EXERCISE GOAL —
Could you return every record below word for word, leaving out the pictures?

WORKING DATA —

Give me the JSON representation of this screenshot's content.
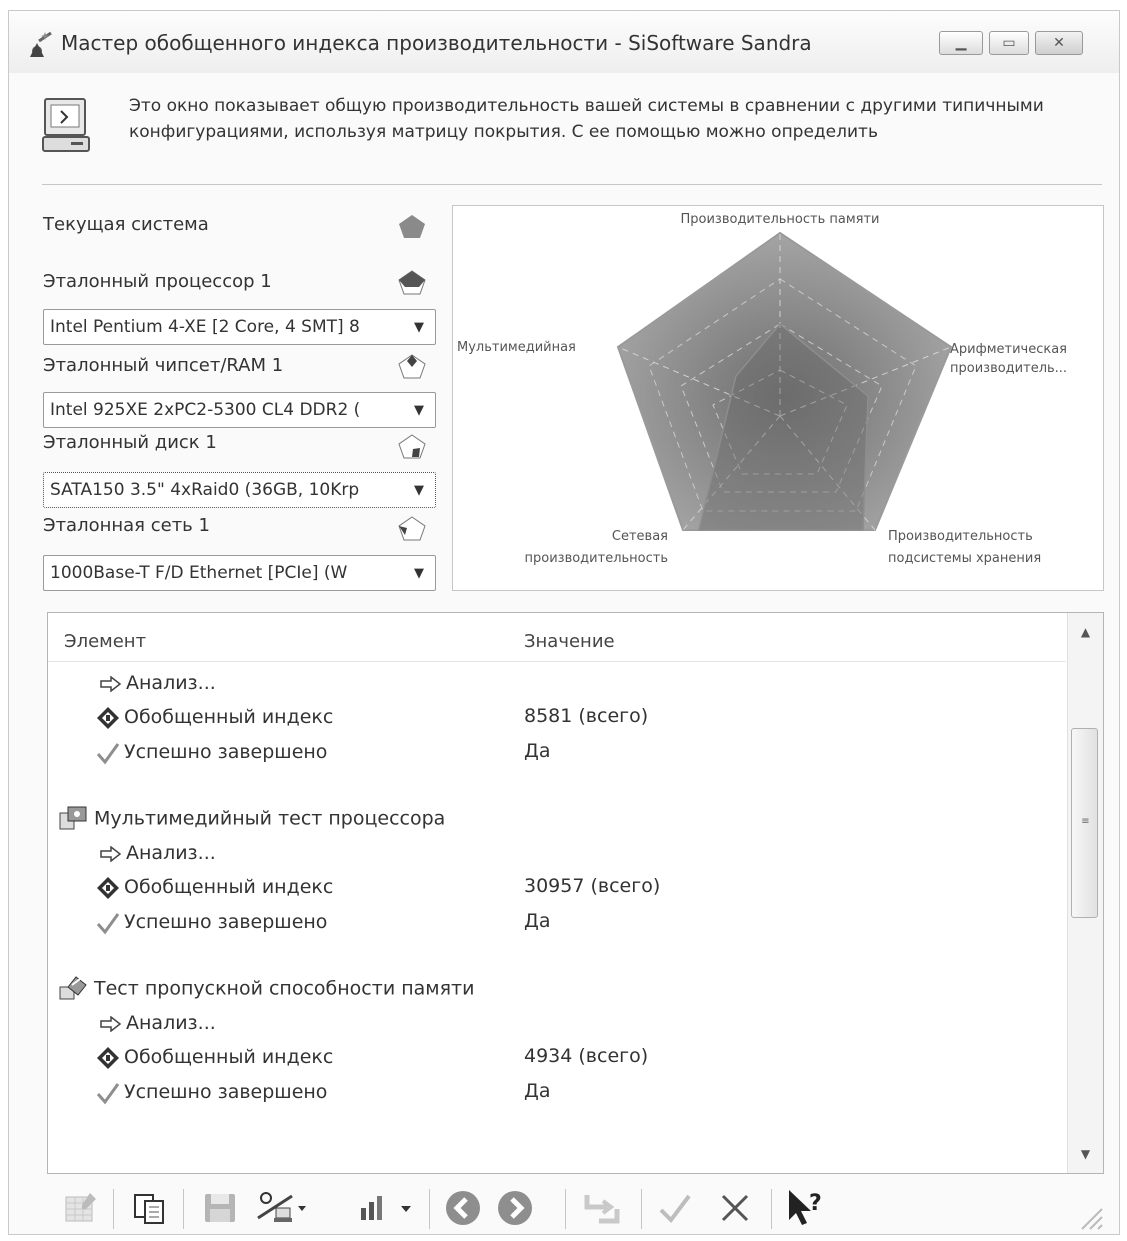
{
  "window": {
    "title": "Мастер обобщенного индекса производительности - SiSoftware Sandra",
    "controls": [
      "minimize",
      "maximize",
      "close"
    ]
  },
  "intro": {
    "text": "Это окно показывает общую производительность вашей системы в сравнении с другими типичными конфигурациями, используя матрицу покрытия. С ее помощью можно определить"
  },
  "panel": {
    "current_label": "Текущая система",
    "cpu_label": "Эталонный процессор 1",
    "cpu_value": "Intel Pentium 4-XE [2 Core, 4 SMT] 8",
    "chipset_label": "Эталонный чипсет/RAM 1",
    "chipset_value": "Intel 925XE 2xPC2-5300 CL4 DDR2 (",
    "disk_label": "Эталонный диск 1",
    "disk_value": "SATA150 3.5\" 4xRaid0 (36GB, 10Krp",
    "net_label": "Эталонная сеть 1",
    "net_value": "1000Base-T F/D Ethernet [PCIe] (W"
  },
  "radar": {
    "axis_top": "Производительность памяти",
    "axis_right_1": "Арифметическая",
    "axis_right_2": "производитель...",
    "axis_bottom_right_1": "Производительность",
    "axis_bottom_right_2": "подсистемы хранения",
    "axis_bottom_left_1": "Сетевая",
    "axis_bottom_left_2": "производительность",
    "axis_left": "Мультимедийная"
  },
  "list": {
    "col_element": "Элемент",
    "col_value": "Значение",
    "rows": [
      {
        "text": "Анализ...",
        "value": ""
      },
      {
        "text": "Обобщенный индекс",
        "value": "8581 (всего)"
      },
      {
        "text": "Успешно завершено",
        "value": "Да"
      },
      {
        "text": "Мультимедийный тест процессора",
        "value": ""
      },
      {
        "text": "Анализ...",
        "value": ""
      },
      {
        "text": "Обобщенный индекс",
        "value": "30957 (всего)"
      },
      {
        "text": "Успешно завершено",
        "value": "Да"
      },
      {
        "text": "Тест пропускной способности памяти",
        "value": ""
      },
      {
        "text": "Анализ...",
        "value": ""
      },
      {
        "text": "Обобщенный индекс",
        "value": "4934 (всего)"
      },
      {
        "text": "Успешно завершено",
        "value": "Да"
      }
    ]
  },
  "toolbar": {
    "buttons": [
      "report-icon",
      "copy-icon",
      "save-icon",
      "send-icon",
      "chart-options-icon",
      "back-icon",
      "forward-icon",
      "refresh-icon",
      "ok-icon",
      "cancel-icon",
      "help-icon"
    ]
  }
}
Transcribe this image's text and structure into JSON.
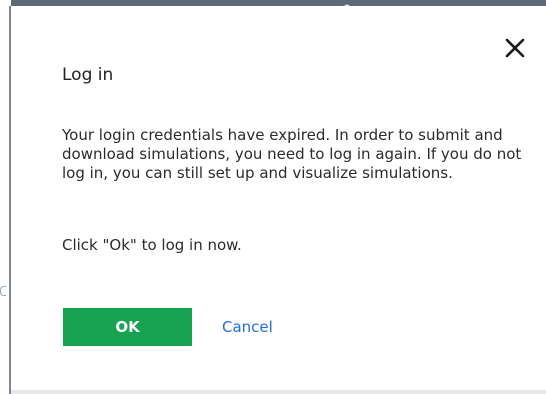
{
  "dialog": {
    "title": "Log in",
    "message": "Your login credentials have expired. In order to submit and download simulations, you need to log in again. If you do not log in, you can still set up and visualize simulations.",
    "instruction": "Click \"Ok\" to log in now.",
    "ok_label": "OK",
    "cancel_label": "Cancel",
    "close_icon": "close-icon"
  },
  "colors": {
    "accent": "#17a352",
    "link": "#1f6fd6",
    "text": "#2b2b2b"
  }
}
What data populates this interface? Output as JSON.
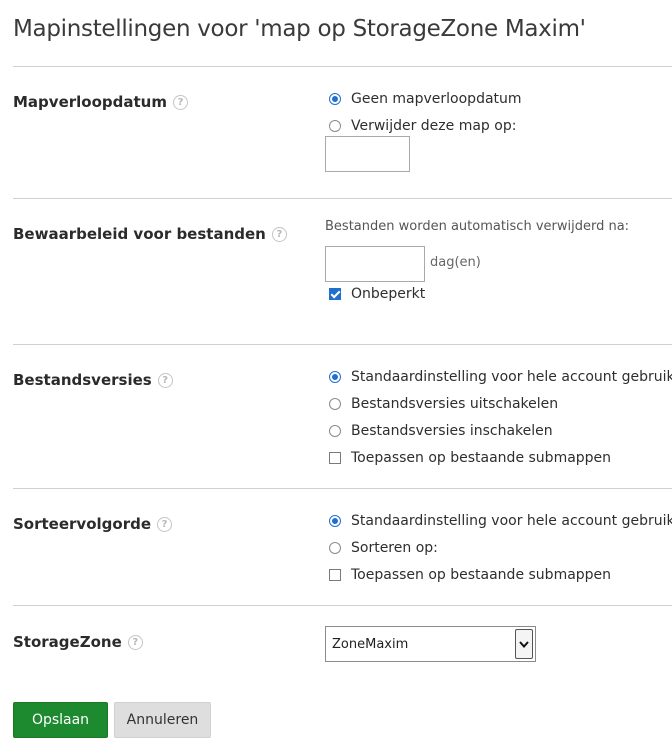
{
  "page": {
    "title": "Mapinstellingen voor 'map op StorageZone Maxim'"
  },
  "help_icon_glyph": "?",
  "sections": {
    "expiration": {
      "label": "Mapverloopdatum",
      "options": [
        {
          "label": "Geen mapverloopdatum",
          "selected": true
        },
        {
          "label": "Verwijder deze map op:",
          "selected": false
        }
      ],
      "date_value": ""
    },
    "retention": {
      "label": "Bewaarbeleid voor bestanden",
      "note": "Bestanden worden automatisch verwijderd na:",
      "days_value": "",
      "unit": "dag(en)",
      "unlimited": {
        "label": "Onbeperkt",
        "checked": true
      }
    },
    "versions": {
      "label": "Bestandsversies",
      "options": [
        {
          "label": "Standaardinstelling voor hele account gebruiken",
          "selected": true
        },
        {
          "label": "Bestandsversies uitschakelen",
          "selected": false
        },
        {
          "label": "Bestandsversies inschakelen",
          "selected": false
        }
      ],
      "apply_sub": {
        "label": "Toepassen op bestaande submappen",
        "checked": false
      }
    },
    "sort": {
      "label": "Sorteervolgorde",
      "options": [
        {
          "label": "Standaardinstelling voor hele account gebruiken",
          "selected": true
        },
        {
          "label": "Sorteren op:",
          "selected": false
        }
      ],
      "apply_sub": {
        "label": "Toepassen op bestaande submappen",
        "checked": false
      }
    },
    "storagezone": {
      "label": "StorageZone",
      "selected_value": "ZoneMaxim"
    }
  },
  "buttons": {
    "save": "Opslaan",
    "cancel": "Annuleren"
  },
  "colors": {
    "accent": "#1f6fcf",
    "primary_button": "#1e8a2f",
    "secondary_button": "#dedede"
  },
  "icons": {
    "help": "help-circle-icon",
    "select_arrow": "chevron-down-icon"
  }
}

RESPONSE TO THIS TASK —
Give me the JSON representation of this screenshot's content.
{
  "window": {
    "title": "Мастер обобщенного индекса производительности - SiSoftware Sandra",
    "controls": [
      "minimize",
      "maximize",
      "close"
    ]
  },
  "intro": {
    "text": "Это окно показывает общую производительность вашей системы в сравнении с другими типичными конфигурациями, используя матрицу покрытия. С ее помощью можно определить"
  },
  "panel": {
    "current_label": "Текущая система",
    "cpu_label": "Эталонный процессор 1",
    "cpu_value": "Intel Pentium 4-XE [2 Core, 4 SMT] 8",
    "chipset_label": "Эталонный чипсет/RAM 1",
    "chipset_value": "Intel 925XE 2xPC2-5300 CL4 DDR2 (",
    "disk_label": "Эталонный диск 1",
    "disk_value": "SATA150 3.5\" 4xRaid0 (36GB, 10Krp",
    "net_label": "Эталонная сеть 1",
    "net_value": "1000Base-T F/D Ethernet [PCIe] (W"
  },
  "radar": {
    "axis_top": "Производительность памяти",
    "axis_right_1": "Арифметическая",
    "axis_right_2": "производитель...",
    "axis_bottom_right_1": "Производительность",
    "axis_bottom_right_2": "подсистемы хранения",
    "axis_bottom_left_1": "Сетевая",
    "axis_bottom_left_2": "производительность",
    "axis_left": "Мультимедийная"
  },
  "list": {
    "col_element": "Элемент",
    "col_value": "Значение",
    "rows": [
      {
        "text": "Анализ...",
        "value": ""
      },
      {
        "text": "Обобщенный индекс",
        "value": "8581 (всего)"
      },
      {
        "text": "Успешно завершено",
        "value": "Да"
      },
      {
        "text": "Мультимедийный тест процессора",
        "value": ""
      },
      {
        "text": "Анализ...",
        "value": ""
      },
      {
        "text": "Обобщенный индекс",
        "value": "30957 (всего)"
      },
      {
        "text": "Успешно завершено",
        "value": "Да"
      },
      {
        "text": "Тест пропускной способности памяти",
        "value": ""
      },
      {
        "text": "Анализ...",
        "value": ""
      },
      {
        "text": "Обобщенный индекс",
        "value": "4934 (всего)"
      },
      {
        "text": "Успешно завершено",
        "value": "Да"
      }
    ]
  },
  "toolbar": {
    "buttons": [
      "report-icon",
      "copy-icon",
      "save-icon",
      "send-icon",
      "chart-options-icon",
      "back-icon",
      "forward-icon",
      "refresh-icon",
      "ok-icon",
      "cancel-icon",
      "help-icon"
    ]
  }
}
Transcribe this image's text and structure into JSON.
{
  "dialog": {
    "title": "Log in",
    "message": "Your login credentials have expired. In order to submit and download simulations, you need to log in again. If you do not log in, you can still set up and visualize simulations.",
    "instruction": "Click \"Ok\" to log in now.",
    "ok_label": "OK",
    "cancel_label": "Cancel",
    "close_icon": "close-icon"
  },
  "colors": {
    "accent": "#17a352",
    "link": "#1f6fd6",
    "text": "#2b2b2b"
  }
}
What data populates this interface? Output as JSON.
{
  "page": {
    "title": "Mapinstellingen voor 'map op StorageZone Maxim'"
  },
  "help_icon_glyph": "?",
  "sections": {
    "expiration": {
      "label": "Mapverloopdatum",
      "options": [
        {
          "label": "Geen mapverloopdatum",
          "selected": true
        },
        {
          "label": "Verwijder deze map op:",
          "selected": false
        }
      ],
      "date_value": ""
    },
    "retention": {
      "label": "Bewaarbeleid voor bestanden",
      "note": "Bestanden worden automatisch verwijderd na:",
      "days_value": "",
      "unit": "dag(en)",
      "unlimited": {
        "label": "Onbeperkt",
        "checked": true
      }
    },
    "versions": {
      "label": "Bestandsversies",
      "options": [
        {
          "label": "Standaardinstelling voor hele account gebruiken",
          "selected": true
        },
        {
          "label": "Bestandsversies uitschakelen",
          "selected": false
        },
        {
          "label": "Bestandsversies inschakelen",
          "selected": false
        }
      ],
      "apply_sub": {
        "label": "Toepassen op bestaande submappen",
        "checked": false
      }
    },
    "sort": {
      "label": "Sorteervolgorde",
      "options": [
        {
          "label": "Standaardinstelling voor hele account gebruiken",
          "selected": true
        },
        {
          "label": "Sorteren op:",
          "selected": false
        }
      ],
      "apply_sub": {
        "label": "Toepassen op bestaande submappen",
        "checked": false
      }
    },
    "storagezone": {
      "label": "StorageZone",
      "selected_value": "ZoneMaxim"
    }
  },
  "buttons": {
    "save": "Opslaan",
    "cancel": "Annuleren"
  },
  "colors": {
    "accent": "#1f6fcf",
    "primary_button": "#1e8a2f",
    "secondary_button": "#dedede"
  },
  "icons": {
    "help": "help-circle-icon",
    "select_arrow": "chevron-down-icon"
  }
}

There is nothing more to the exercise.